  • Windows and OSX are closed source and when you use them you trust your privacy to Microsoft and Apple. Linux is a good alternative because many distributions are completely open source which means 3rd parties can vet the software and give you confidence that it is not gathering information about you and sending it back to Windows or Apple. In addition the culture of Linux is largely one of free as freedom and free as in beer. Therefore many of the tools and programs designed to work on Linux are inherently more privacy-centric (and often free!). Switching from Windows or OSX to Linux can feel a bit daunting. If you are a heavy gamer or you use a particular software package (that doesn't exist on Linux) heavily for your job or hobby this type of switch may not be for you. If you primarily browse the web and generate typical office documents (Word, Excel, Visio, etc) then you will probably find very good Linux alternatives to the software you typically use and a switch to Linux might be easier than you think!


  • Not Ubuntu Ubuntu used to be my goto distribution. It was cutting edge and easy to use. Unfortunatly, Ubuntu has gotten too big for its britches and no longer respects its users as it once did. Ubuntu now comes with a "feature" turned on by default that is a user privacy breach. Using their new "Unity" interface any time you search on your own local machine a string is sent to Amazon to target ads to you. This basically means that Amazon knows everything you are requesting to run and all the files you search for on your own, personal, private machine. Therefore I cannot recommend using or supporting Ubuntu any longer.
  • Mint Linux Mint is, essentially, the spiritual successor to Ubuntu. It is a Linux distribution that is designed to be very easy to use, just like Ubuntu, be the designer of Mint respect their users and their users' privacy. If you are new to the Linux world get this distribution.
  • Fedora Fedora is a very popular Linux distribution that is aimed at a slightly more tech savvy audience. Fedora aims to be on the cutting edge of software development. The maintainers come out with a new version, roughly, every 6 months. This aggressive release schedule along with their commitment to the latest software keeps this distribution very up to date. If you are comfortable at a command line and enjoy the latest and greatest the Open Source Community has to offer, get Fedora. This is the distribution that I, personally, run on my machines.

More Firefox Addons

  1. NoScript
    • NoScript stops websites from running code on your machine like Javascript. This can disable functionality on many webpages. NoScript allows you to easily whitelist webpages and allow them to run Javascript. The pain level goes down as you whitelist the sites you frequent.
  2. RequestPolicy
    • RequestPolicy is an addon that prevents websites from loading content from other domains. This is especially useful in that it, by default, blocks most content and tracking attempts by advertisers as their code, typically, resides on their servers. The downside is the this, initially, breaks many websites as they often load legitimate content from an alternate source. This addon contains mechanisms to whitelist entire domains or requests from one particular domain to another.
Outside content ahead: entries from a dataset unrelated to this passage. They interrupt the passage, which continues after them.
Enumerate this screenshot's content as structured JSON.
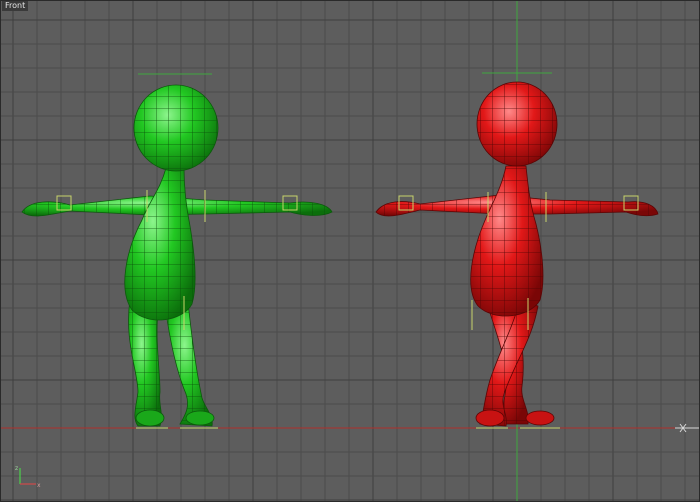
{
  "viewport": {
    "label": "Front",
    "background": "#5d5d5d",
    "grid_color": "#4b4b4b",
    "grid_major_color": "#3f3f3f",
    "ground_line_color": "#b0302a",
    "vertical_axis_color": "#3fa83f"
  },
  "models": [
    {
      "name": "green-character",
      "fill": "#1fc41f",
      "wire": "#0c5a0c",
      "highlight": "#7cf07c"
    },
    {
      "name": "red-character",
      "fill": "#e01414",
      "wire": "#5c0505",
      "highlight": "#ff7a7a"
    }
  ],
  "axis_tripod": {
    "x_label": "x",
    "y_label": "z",
    "x_color": "#d04a4a",
    "y_color": "#4ad04a"
  }
}
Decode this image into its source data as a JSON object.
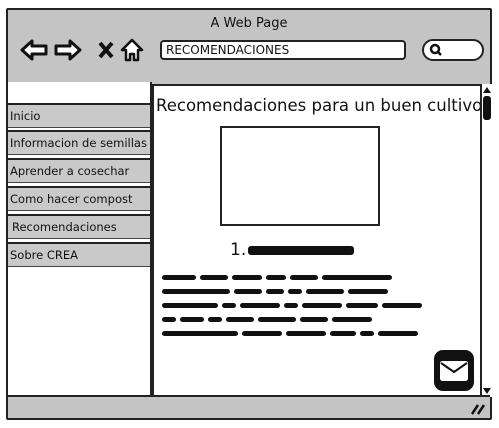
{
  "window": {
    "title": "A Web Page",
    "url": "RECOMENDACIONES"
  },
  "sidebar": {
    "items": [
      {
        "label": "Inicio"
      },
      {
        "label": "Informacion de semillas"
      },
      {
        "label": "Aprender a cosechar"
      },
      {
        "label": "Como hacer compost"
      },
      {
        "label": "Recomendaciones"
      },
      {
        "label": "Sobre CREA"
      }
    ]
  },
  "content": {
    "heading": "Recomendaciones para un buen cultivo",
    "list_number": "1."
  },
  "icons": [
    "back-arrow-icon",
    "forward-arrow-icon",
    "close-icon",
    "home-icon",
    "search-icon",
    "mail-icon",
    "resize-grip-icon"
  ]
}
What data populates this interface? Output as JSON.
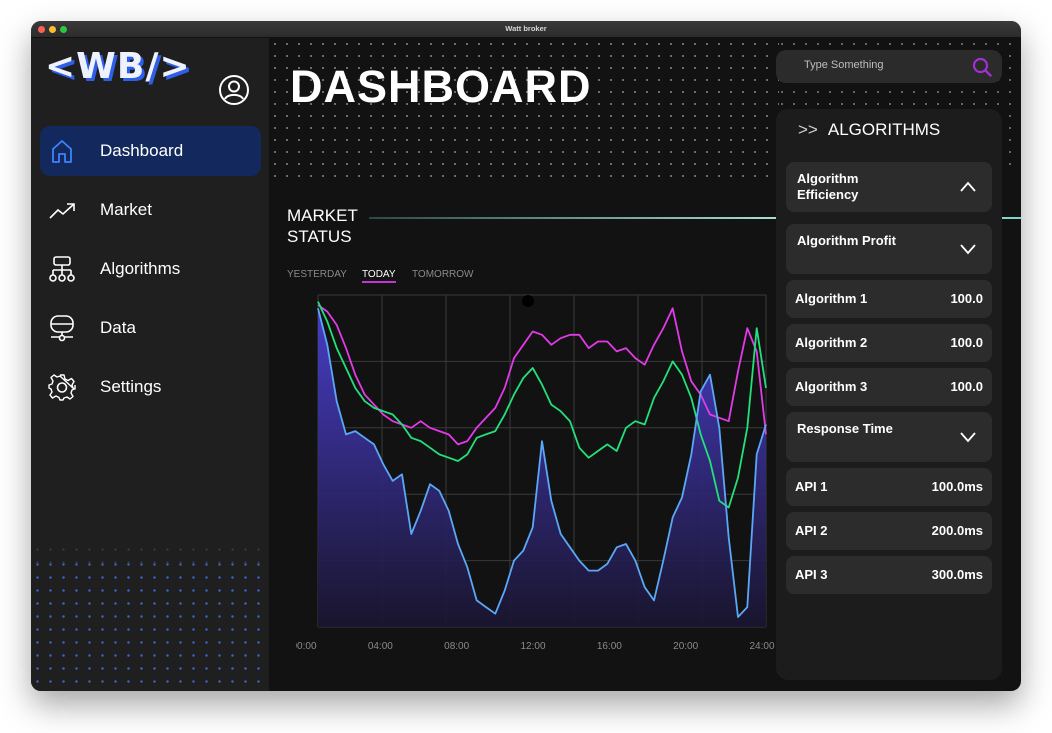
{
  "window": {
    "title": "Watt broker"
  },
  "colors": {
    "accent_blue": "#2f5fe8",
    "nav_active": "#13295e",
    "series_magenta": "#e23ae6",
    "series_green": "#22e07a",
    "series_blue": "#5aa8f5",
    "tab_underline": "#c532d8"
  },
  "sidebar": {
    "logo": "<WB/>",
    "profile_icon": "user-circle-icon",
    "items": [
      {
        "label": "Dashboard",
        "icon": "home-icon",
        "active": true
      },
      {
        "label": "Market",
        "icon": "trend-icon",
        "active": false
      },
      {
        "label": "Algorithms",
        "icon": "hierarchy-icon",
        "active": false
      },
      {
        "label": "Data",
        "icon": "database-icon",
        "active": false
      },
      {
        "label": "Settings",
        "icon": "gear-icon",
        "active": false
      }
    ]
  },
  "header": {
    "title": "DASHBOARD"
  },
  "search": {
    "placeholder": "Type Something",
    "icon": "search-icon"
  },
  "market": {
    "title": "MARKET STATUS",
    "tabs": [
      {
        "label": "YESTERDAY",
        "active": false
      },
      {
        "label": "TODAY",
        "active": true
      },
      {
        "label": "TOMORROW",
        "active": false
      }
    ]
  },
  "chart_data": {
    "type": "line",
    "x_tick_labels": [
      "00:00",
      "04:00",
      "08:00",
      "12:00",
      "16:00",
      "20:00",
      "24:00"
    ],
    "xlim": [
      0,
      24
    ],
    "ylim": [
      0,
      100
    ],
    "grid": true,
    "x": [
      0,
      0.5,
      1,
      1.5,
      2,
      2.5,
      3,
      3.5,
      4,
      4.5,
      5,
      5.5,
      6,
      6.5,
      7,
      7.5,
      8,
      8.5,
      9,
      9.5,
      10,
      10.5,
      11,
      11.5,
      12,
      12.5,
      13,
      13.5,
      14,
      14.5,
      15,
      15.5,
      16,
      16.5,
      17,
      17.5,
      18,
      18.5,
      19,
      19.5,
      20,
      20.5,
      21,
      21.5,
      22,
      22.5,
      23,
      23.5,
      24
    ],
    "series": [
      {
        "color": "#e23ae6",
        "values": [
          97,
          95,
          91,
          84,
          76,
          70,
          67,
          64,
          62,
          61,
          60,
          62,
          60,
          59,
          58,
          55,
          56,
          60,
          63,
          66,
          72,
          81,
          85,
          89,
          88,
          85,
          87,
          88,
          88,
          84,
          86,
          86,
          83,
          84,
          81,
          79,
          85,
          90,
          96,
          83,
          74,
          70,
          64,
          63,
          62,
          77,
          90,
          83,
          58
        ]
      },
      {
        "color": "#22e07a",
        "values": [
          98,
          92,
          84,
          78,
          72,
          68,
          66,
          65,
          64,
          61,
          57,
          56,
          54,
          52,
          51,
          50,
          52,
          57,
          58,
          59,
          64,
          70,
          75,
          78,
          73,
          67,
          65,
          62,
          54,
          51,
          53,
          55,
          53,
          60,
          62,
          61,
          69,
          74,
          80,
          76,
          69,
          58,
          50,
          38,
          36,
          45,
          60,
          90,
          72
        ]
      },
      {
        "color": "#5aa8f5",
        "values": [
          96,
          85,
          68,
          58,
          59,
          57,
          55,
          49,
          44,
          46,
          28,
          35,
          43,
          41,
          35,
          25,
          18,
          8,
          6,
          4,
          11,
          20,
          23,
          30,
          56,
          38,
          28,
          24,
          20,
          17,
          17,
          19,
          24,
          25,
          20,
          12,
          8,
          20,
          33,
          39,
          52,
          71,
          76,
          60,
          27,
          3,
          6,
          52,
          61
        ]
      }
    ]
  },
  "algorithms": {
    "header": "ALGORITHMS",
    "sections": [
      {
        "label": "Algorithm Efficiency",
        "state": "expanded",
        "icon": "chevron-up-icon"
      },
      {
        "label": "Algorithm Profit",
        "state": "collapsed",
        "icon": "chevron-down-icon"
      },
      {
        "label": "Response Time",
        "state": "collapsed",
        "icon": "chevron-down-icon"
      }
    ],
    "rows": [
      {
        "label": "Algorithm 1",
        "value": "100.0"
      },
      {
        "label": "Algorithm 2",
        "value": "100.0"
      },
      {
        "label": "Algorithm 3",
        "value": "100.0"
      },
      {
        "label": "API 1",
        "value": "100.0ms"
      },
      {
        "label": "API 2",
        "value": "200.0ms"
      },
      {
        "label": "API 3",
        "value": "300.0ms"
      }
    ]
  }
}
Like with NoScript, the pain level goes down as you whitelist the sites you frequent.


These changes are much more aggressive and will manifest themselves as serious lifestyle changes and/or will limit what you can do online. I don't expect many people to execute these options. I personally do not.